WHAT IS REQUIRED:
How many lines in the entries below contain "Disabling"? Answer with the number only.

◇ ◇ ◇

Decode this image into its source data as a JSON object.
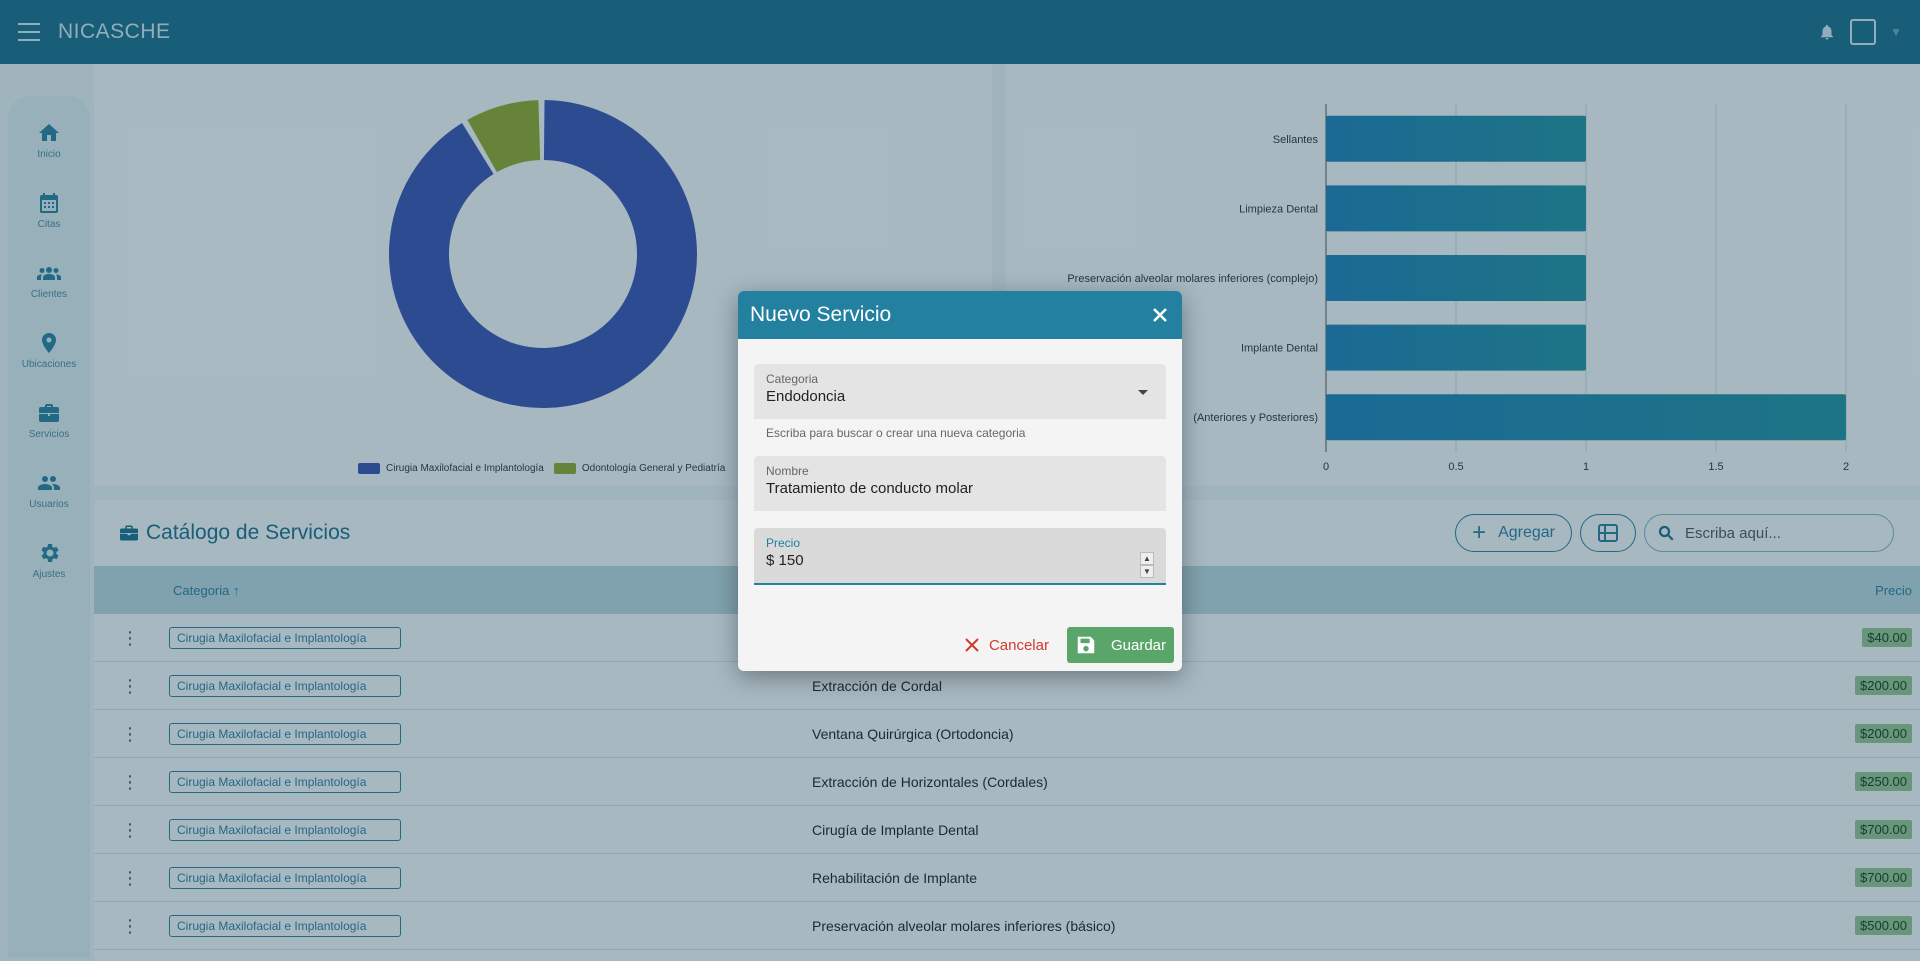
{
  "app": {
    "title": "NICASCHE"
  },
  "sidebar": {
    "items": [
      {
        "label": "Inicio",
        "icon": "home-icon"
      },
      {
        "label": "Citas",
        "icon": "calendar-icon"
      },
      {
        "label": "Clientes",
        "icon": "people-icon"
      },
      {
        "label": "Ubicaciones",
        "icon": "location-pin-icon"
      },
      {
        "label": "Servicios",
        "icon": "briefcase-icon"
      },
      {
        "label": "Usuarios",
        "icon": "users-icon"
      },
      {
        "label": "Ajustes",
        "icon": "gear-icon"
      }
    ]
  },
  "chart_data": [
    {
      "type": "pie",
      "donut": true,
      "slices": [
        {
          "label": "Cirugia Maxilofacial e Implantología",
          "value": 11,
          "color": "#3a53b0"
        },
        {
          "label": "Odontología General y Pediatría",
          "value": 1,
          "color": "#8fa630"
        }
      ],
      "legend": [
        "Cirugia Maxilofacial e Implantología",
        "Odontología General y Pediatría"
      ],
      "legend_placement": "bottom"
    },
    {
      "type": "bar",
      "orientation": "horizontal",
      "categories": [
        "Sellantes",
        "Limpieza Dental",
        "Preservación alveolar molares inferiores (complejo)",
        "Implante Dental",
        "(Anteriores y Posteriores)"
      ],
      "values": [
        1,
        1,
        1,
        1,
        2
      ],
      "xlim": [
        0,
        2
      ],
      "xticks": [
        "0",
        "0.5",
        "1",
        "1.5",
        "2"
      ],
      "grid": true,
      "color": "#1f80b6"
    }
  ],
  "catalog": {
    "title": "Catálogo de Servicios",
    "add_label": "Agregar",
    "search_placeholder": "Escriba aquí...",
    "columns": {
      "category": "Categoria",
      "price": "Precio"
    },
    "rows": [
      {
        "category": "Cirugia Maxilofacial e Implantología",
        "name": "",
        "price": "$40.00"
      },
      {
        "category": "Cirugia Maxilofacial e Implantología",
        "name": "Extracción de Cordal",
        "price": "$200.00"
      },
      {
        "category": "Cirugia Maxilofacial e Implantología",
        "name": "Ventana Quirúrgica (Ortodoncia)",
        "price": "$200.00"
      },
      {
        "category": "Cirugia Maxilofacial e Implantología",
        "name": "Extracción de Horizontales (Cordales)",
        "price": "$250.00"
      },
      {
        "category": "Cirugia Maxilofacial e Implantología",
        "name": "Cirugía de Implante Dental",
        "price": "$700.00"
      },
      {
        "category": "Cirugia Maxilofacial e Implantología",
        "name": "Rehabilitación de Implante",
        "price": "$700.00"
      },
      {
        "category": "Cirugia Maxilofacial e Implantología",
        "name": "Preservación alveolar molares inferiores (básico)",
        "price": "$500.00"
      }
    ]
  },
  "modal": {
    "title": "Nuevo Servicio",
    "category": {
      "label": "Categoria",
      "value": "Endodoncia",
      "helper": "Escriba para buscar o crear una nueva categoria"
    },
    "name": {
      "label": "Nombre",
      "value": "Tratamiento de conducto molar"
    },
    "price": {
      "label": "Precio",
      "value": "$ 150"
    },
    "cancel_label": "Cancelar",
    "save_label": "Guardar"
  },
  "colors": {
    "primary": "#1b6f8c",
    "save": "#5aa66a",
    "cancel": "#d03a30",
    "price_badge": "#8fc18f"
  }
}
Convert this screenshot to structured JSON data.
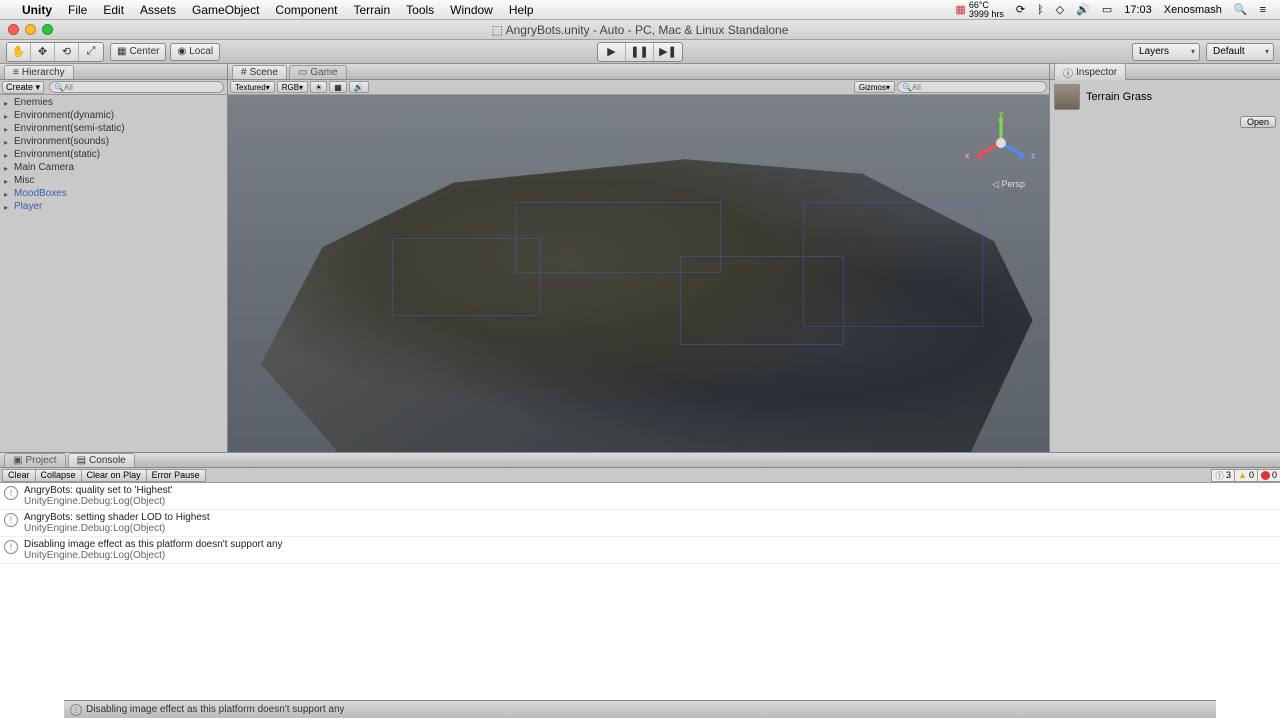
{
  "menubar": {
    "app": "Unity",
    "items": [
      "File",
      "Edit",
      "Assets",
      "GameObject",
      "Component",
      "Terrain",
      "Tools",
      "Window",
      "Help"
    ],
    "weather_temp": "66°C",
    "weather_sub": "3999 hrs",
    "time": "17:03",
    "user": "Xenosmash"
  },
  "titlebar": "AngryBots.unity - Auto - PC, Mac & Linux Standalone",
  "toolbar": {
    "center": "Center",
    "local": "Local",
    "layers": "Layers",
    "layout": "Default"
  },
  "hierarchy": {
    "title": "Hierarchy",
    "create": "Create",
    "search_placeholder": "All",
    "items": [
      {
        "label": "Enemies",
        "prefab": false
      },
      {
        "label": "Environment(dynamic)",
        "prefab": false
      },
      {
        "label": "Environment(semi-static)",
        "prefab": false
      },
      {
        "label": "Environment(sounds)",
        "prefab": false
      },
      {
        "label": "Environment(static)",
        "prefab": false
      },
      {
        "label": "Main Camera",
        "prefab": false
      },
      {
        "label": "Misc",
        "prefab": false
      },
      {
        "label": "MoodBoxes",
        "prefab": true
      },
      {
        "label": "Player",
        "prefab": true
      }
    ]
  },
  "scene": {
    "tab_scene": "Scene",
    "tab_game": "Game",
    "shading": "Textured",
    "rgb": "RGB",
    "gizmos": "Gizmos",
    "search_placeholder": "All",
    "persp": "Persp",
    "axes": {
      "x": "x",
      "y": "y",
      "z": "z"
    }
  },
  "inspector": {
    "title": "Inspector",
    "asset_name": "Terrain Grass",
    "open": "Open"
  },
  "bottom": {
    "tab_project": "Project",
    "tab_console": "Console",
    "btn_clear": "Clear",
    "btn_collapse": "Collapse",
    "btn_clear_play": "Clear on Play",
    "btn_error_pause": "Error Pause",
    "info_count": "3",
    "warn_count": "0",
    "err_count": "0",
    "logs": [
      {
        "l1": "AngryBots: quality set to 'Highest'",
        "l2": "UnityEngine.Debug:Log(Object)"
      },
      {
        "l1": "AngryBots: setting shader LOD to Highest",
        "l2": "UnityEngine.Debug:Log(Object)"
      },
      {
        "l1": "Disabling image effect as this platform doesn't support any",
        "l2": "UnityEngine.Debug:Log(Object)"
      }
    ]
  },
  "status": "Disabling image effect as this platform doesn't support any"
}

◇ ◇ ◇

TASK SOLUTION:
2